# [Your instructions]
Please reproduce every record, keeping each one exactly as written.

(Data entries)
=== Section Start ===

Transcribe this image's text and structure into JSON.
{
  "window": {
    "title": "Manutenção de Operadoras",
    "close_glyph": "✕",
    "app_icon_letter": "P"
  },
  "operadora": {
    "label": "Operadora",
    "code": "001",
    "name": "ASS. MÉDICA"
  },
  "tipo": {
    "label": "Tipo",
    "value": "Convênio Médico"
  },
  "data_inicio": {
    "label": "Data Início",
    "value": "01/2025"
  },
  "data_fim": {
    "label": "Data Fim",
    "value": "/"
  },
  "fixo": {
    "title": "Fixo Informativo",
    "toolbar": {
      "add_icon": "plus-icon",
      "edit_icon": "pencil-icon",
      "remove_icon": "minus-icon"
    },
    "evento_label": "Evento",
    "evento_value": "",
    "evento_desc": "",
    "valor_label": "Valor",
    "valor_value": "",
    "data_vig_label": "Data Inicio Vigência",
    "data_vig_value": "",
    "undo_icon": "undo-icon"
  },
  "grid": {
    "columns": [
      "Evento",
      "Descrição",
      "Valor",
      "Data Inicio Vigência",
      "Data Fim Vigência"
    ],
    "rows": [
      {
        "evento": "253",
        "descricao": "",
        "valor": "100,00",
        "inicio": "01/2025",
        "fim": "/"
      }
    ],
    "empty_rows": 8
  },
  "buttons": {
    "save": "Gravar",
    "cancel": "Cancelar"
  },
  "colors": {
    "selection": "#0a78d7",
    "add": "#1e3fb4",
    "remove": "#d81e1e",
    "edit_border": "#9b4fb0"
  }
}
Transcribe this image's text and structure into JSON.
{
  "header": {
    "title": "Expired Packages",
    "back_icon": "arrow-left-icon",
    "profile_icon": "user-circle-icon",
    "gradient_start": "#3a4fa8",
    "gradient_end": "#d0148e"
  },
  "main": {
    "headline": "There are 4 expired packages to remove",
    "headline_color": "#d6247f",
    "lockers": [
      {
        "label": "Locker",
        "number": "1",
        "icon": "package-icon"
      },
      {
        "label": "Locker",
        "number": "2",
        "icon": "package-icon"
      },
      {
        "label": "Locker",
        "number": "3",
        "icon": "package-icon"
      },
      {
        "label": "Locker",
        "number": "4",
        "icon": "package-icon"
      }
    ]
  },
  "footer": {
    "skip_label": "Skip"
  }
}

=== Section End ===

# [Task result]
Transcribe this image's text and structure into JSON.
{
  "window": {
    "title": "Manutenção de Operadoras",
    "close_glyph": "✕",
    "app_icon_letter": "P"
  },
  "operadora": {
    "label": "Operadora",
    "code": "001",
    "name": "ASS. MÉDICA"
  },
  "tipo": {
    "label": "Tipo",
    "value": "Convênio Médico"
  },
  "data_inicio": {
    "label": "Data Início",
    "value": "01/2025"
  },
  "data_fim": {
    "label": "Data Fim",
    "value": "/"
  },
  "fixo": {
    "title": "Fixo Informativo",
    "toolbar": {
      "add_icon": "plus-icon",
      "edit_icon": "pencil-icon",
      "remove_icon": "minus-icon"
    },
    "evento_label": "Evento",
    "evento_value": "",
    "evento_desc": "",
    "valor_label": "Valor",
    "valor_value": "",
    "data_vig_label": "Data Inicio Vigência",
    "data_vig_value": "",
    "undo_icon": "undo-icon"
  },
  "grid": {
    "columns": [
      "Evento",
      "Descrição",
      "Valor",
      "Data Inicio Vigência",
      "Data Fim Vigência"
    ],
    "rows": [
      {
        "evento": "253",
        "descricao": "",
        "valor": "100,00",
        "inicio": "01/2025",
        "fim": "/"
      }
    ],
    "empty_rows": 8
  },
  "buttons": {
    "save": "Gravar",
    "cancel": "Cancelar"
  },
  "colors": {
    "selection": "#0a78d7",
    "add": "#1e3fb4",
    "remove": "#d81e1e",
    "edit_border": "#9b4fb0"
  }
}
Transcribe this image's text and structure into JSON.
{
  "header": {
    "title": "Expired Packages",
    "back_icon": "arrow-left-icon",
    "profile_icon": "user-circle-icon",
    "gradient_start": "#3a4fa8",
    "gradient_end": "#d0148e"
  },
  "main": {
    "headline": "There are 4 expired packages to remove",
    "headline_color": "#d6247f",
    "lockers": [
      {
        "label": "Locker",
        "number": "1",
        "icon": "package-icon"
      },
      {
        "label": "Locker",
        "number": "2",
        "icon": "package-icon"
      },
      {
        "label": "Locker",
        "number": "3",
        "icon": "package-icon"
      },
      {
        "label": "Locker",
        "number": "4",
        "icon": "package-icon"
      }
    ]
  },
  "footer": {
    "skip_label": "Skip"
  }
}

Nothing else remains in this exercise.